Excerpts from a dataset

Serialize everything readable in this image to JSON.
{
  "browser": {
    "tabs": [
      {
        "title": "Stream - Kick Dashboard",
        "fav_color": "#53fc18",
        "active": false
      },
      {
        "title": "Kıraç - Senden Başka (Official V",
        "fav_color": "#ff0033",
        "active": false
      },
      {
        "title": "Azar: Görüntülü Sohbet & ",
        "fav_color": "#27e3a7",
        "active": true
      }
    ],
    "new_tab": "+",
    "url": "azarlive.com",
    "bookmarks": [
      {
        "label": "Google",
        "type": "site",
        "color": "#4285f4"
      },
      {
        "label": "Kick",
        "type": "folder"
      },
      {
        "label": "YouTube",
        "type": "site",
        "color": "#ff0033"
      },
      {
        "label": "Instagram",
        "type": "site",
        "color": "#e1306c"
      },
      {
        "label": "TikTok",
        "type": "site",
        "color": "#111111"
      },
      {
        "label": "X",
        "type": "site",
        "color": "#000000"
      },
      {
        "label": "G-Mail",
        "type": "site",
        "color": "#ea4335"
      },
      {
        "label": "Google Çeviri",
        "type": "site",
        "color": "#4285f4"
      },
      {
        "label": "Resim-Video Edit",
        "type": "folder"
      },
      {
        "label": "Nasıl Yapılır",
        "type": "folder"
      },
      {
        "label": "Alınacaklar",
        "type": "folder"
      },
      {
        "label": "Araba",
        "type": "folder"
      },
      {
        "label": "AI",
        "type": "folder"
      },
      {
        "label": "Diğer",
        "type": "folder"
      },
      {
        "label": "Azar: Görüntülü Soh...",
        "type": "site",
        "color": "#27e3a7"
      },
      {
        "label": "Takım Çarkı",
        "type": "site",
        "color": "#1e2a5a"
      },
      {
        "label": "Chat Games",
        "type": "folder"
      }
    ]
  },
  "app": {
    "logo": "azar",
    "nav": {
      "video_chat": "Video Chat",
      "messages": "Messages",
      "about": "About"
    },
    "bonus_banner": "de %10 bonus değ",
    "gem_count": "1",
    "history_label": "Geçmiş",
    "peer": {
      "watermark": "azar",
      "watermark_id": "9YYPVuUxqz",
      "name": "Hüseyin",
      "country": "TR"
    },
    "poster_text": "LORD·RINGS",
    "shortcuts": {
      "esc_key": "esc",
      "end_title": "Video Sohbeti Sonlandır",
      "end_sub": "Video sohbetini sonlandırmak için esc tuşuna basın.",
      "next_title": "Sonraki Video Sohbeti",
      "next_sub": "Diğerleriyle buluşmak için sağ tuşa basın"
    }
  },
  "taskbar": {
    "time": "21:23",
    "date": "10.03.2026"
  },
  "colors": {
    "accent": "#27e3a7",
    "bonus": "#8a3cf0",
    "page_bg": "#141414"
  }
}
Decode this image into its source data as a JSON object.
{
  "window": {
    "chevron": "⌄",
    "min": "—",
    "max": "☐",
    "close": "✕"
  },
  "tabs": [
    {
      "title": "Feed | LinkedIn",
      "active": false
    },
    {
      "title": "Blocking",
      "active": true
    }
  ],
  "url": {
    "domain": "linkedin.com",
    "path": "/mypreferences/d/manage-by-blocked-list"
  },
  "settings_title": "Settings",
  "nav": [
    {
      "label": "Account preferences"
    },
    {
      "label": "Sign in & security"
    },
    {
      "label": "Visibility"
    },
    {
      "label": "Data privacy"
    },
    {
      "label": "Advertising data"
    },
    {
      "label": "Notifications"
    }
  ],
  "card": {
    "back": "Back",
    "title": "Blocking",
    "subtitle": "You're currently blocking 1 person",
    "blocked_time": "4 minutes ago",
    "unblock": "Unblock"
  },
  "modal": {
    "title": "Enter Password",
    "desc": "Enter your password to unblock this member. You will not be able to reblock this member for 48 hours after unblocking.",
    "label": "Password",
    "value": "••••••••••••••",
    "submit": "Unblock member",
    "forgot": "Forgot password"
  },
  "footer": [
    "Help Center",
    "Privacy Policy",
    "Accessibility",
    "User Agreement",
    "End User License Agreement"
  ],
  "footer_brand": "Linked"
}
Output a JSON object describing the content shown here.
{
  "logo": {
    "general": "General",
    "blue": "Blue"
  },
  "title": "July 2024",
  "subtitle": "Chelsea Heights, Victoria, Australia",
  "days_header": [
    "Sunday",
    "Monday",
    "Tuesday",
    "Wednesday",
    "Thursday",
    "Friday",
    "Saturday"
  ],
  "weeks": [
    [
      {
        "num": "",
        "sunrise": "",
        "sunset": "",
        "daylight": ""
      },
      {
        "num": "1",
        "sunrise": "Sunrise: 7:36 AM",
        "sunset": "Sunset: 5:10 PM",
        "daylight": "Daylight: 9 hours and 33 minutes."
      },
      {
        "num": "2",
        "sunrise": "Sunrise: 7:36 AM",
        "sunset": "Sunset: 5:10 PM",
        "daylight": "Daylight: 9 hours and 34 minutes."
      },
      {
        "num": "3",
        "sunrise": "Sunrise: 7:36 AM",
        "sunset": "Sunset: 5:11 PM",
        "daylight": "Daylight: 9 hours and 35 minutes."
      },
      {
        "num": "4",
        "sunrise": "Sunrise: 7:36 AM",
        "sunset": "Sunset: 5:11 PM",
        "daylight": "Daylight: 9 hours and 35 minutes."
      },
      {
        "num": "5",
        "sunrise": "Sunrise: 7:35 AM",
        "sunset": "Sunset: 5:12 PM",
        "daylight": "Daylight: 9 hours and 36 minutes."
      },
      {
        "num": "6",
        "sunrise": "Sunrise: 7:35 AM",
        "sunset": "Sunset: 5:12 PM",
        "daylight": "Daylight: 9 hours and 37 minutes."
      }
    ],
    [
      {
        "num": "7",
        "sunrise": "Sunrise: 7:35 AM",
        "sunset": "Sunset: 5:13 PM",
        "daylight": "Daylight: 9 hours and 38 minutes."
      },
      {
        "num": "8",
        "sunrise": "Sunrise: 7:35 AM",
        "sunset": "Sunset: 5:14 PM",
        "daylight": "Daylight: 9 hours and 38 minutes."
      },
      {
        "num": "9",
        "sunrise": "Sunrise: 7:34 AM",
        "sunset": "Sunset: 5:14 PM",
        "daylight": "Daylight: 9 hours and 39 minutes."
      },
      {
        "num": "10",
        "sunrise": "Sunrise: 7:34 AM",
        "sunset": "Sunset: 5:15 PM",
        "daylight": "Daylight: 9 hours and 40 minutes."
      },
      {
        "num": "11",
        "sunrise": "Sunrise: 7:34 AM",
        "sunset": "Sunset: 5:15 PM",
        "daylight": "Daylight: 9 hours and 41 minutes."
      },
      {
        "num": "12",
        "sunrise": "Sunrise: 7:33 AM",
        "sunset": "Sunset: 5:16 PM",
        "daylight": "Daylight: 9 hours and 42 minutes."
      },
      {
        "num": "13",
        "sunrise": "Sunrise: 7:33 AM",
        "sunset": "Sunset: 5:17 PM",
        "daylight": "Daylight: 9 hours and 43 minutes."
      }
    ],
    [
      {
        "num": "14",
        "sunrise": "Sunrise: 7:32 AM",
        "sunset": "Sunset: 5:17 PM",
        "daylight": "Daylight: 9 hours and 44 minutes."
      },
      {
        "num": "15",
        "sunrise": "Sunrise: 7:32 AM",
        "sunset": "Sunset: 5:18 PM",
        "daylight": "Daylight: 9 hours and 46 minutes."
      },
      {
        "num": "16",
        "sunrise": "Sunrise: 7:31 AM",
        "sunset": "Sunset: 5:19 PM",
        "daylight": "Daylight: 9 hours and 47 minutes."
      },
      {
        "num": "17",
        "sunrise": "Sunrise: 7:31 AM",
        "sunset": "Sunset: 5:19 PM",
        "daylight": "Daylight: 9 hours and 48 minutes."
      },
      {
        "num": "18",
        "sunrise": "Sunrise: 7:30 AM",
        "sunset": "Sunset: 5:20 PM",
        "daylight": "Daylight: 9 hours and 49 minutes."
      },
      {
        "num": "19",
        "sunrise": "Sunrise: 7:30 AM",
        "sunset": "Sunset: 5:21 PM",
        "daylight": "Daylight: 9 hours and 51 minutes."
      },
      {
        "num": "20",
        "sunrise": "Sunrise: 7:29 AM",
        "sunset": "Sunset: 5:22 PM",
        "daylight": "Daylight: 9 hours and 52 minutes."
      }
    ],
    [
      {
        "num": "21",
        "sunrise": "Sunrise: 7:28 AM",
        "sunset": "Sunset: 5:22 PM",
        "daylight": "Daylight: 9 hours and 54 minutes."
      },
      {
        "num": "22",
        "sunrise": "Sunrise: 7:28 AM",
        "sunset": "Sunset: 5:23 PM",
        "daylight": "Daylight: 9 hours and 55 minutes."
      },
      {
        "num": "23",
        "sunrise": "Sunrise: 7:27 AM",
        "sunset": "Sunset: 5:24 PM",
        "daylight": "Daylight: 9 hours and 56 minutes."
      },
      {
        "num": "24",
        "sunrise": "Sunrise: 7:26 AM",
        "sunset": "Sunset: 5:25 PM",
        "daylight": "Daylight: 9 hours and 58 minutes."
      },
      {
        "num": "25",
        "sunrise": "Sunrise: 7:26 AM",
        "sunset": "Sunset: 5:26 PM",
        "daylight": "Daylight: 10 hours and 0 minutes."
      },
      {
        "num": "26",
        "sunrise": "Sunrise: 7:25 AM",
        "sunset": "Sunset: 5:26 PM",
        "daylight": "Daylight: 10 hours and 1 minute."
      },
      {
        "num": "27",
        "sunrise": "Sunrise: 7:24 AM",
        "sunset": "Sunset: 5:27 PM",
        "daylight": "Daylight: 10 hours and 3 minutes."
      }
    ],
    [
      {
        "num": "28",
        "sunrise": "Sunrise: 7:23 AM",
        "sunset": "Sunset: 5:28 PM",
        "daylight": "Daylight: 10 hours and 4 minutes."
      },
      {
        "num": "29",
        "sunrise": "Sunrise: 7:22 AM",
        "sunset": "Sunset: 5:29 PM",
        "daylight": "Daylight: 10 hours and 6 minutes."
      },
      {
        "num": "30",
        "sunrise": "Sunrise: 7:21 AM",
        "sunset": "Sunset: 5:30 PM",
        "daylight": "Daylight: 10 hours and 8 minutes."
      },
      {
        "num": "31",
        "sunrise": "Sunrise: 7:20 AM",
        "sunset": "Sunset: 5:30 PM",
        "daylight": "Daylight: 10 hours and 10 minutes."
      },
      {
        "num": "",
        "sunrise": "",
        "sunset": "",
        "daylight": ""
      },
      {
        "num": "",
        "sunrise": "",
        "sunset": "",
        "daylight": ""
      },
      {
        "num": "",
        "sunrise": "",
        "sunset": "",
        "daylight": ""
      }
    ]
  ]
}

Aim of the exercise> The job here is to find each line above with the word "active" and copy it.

Completed task>
        "active": false
        "active": false
        "active": true
      "active": false
      "active": true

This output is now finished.